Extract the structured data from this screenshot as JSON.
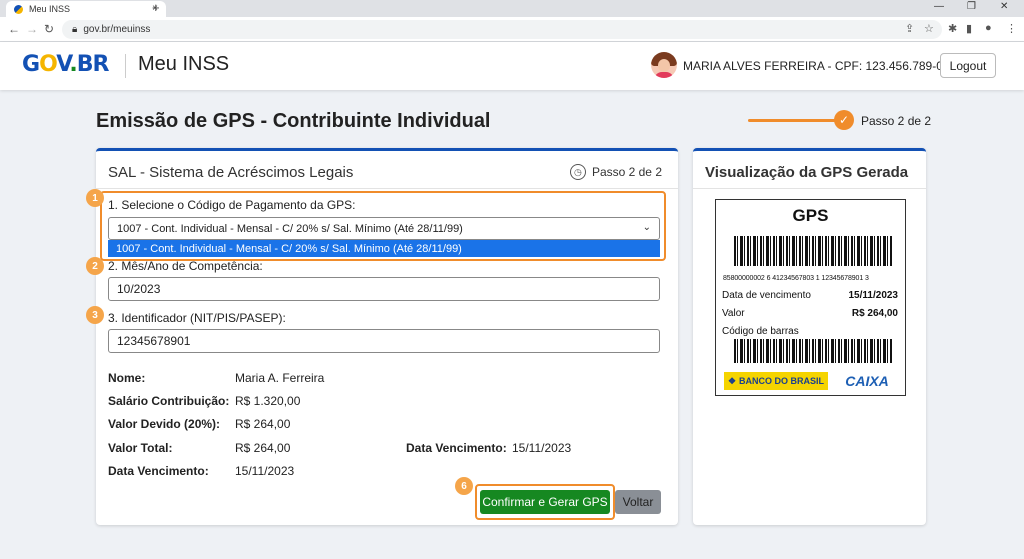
{
  "browser": {
    "tab_title": "Meu INSS",
    "url": "gov.br/meuinss"
  },
  "header": {
    "logo_parts": [
      "G",
      "O",
      "V",
      ".",
      "BR"
    ],
    "app_title": "Meu INSS",
    "user": "MARIA ALVES FERREIRA - CPF: 123.456.789-00",
    "logout_label": "Logout"
  },
  "page": {
    "title": "Emissão de GPS - Contribuinte Individual",
    "step_label": "Passo 2 de 2"
  },
  "form_card": {
    "title": "SAL - Sistema de Acréscimos Legais",
    "step_label": "Passo 2 de 2",
    "fields": [
      {
        "badge": "1",
        "label": "1. Selecione o Código de Pagamento da GPS:",
        "value": "1007 - Cont. Individual - Mensal - C/ 20% s/ Sal. Mínimo (Até 28/11/99)"
      },
      {
        "badge": "2",
        "label": "2. Mês/Ano de Competência:",
        "value": "10/2023"
      },
      {
        "badge": "3",
        "label": "3. Identificador (NIT/PIS/PASEP):",
        "value": "12345678901"
      }
    ],
    "dropdown_option": "1007 - Cont. Individual - Mensal - C/ 20% s/ Sal. Mínimo (Até 28/11/99)",
    "summary": {
      "nome_label": "Nome:",
      "nome_value": "Maria A. Ferreira",
      "salario_label": "Salário Contribuição:",
      "salario_value": "R$ 1.320,00",
      "devido_label": "Valor Devido (20%):",
      "devido_value": "R$ 264,00",
      "total_label": "Valor Total:",
      "total_value": "R$ 264,00",
      "venc_label": "Data Vencimento:",
      "venc_value": "15/11/2023",
      "venc2_label": "Data Vencimento:",
      "venc2_value": "15/11/2023"
    },
    "confirm_badge": "6",
    "confirm_label": "Confirmar e Gerar GPS",
    "back_label": "Voltar"
  },
  "preview_card": {
    "title": "Visualização da GPS Gerada",
    "ticket_title": "GPS",
    "barcode_number": "85800000002 6 41234567803 1 12345678901 3",
    "rows": [
      {
        "label": "Data de vencimento",
        "value": "15/11/2023"
      },
      {
        "label": "Valor",
        "value": "R$ 264,00"
      }
    ],
    "barcode_label": "Código de barras",
    "bank1": "BANCO DO BRASIL",
    "bank2": "CAIXA"
  },
  "colors": {
    "gov_blue": "#1351b4",
    "gov_yellow": "#f5b500",
    "accent_orange": "#f08c2b",
    "confirm_green": "#168821",
    "dropdown_blue": "#1a73e8"
  }
}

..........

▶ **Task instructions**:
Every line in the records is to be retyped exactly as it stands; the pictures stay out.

▶ **Answer to this exercise**:
Extract the structured data from this screenshot as JSON.
{
  "browser": {
    "tab_title": "Meu INSS",
    "url": "gov.br/meuinss"
  },
  "header": {
    "logo_parts": [
      "G",
      "O",
      "V",
      ".",
      "BR"
    ],
    "app_title": "Meu INSS",
    "user": "MARIA ALVES FERREIRA - CPF: 123.456.789-00",
    "logout_label": "Logout"
  },
  "page": {
    "title": "Emissão de GPS - Contribuinte Individual",
    "step_label": "Passo 2 de 2"
  },
  "form_card": {
    "title": "SAL - Sistema de Acréscimos Legais",
    "step_label": "Passo 2 de 2",
    "fields": [
      {
        "badge": "1",
        "label": "1. Selecione o Código de Pagamento da GPS:",
        "value": "1007 - Cont. Individual - Mensal - C/ 20% s/ Sal. Mínimo (Até 28/11/99)"
      },
      {
        "badge": "2",
        "label": "2. Mês/Ano de Competência:",
        "value": "10/2023"
      },
      {
        "badge": "3",
        "label": "3. Identificador (NIT/PIS/PASEP):",
        "value": "12345678901"
      }
    ],
    "dropdown_option": "1007 - Cont. Individual - Mensal - C/ 20% s/ Sal. Mínimo (Até 28/11/99)",
    "summary": {
      "nome_label": "Nome:",
      "nome_value": "Maria A. Ferreira",
      "salario_label": "Salário Contribuição:",
      "salario_value": "R$ 1.320,00",
      "devido_label": "Valor Devido (20%):",
      "devido_value": "R$ 264,00",
      "total_label": "Valor Total:",
      "total_value": "R$ 264,00",
      "venc_label": "Data Vencimento:",
      "venc_value": "15/11/2023",
      "venc2_label": "Data Vencimento:",
      "venc2_value": "15/11/2023"
    },
    "confirm_badge": "6",
    "confirm_label": "Confirmar e Gerar GPS",
    "back_label": "Voltar"
  },
  "preview_card": {
    "title": "Visualização da GPS Gerada",
    "ticket_title": "GPS",
    "barcode_number": "85800000002 6 41234567803 1 12345678901 3",
    "rows": [
      {
        "label": "Data de vencimento",
        "value": "15/11/2023"
      },
      {
        "label": "Valor",
        "value": "R$ 264,00"
      }
    ],
    "barcode_label": "Código de barras",
    "bank1": "BANCO DO BRASIL",
    "bank2": "CAIXA"
  },
  "colors": {
    "gov_blue": "#1351b4",
    "gov_yellow": "#f5b500",
    "accent_orange": "#f08c2b",
    "confirm_green": "#168821",
    "dropdown_blue": "#1a73e8"
  }
}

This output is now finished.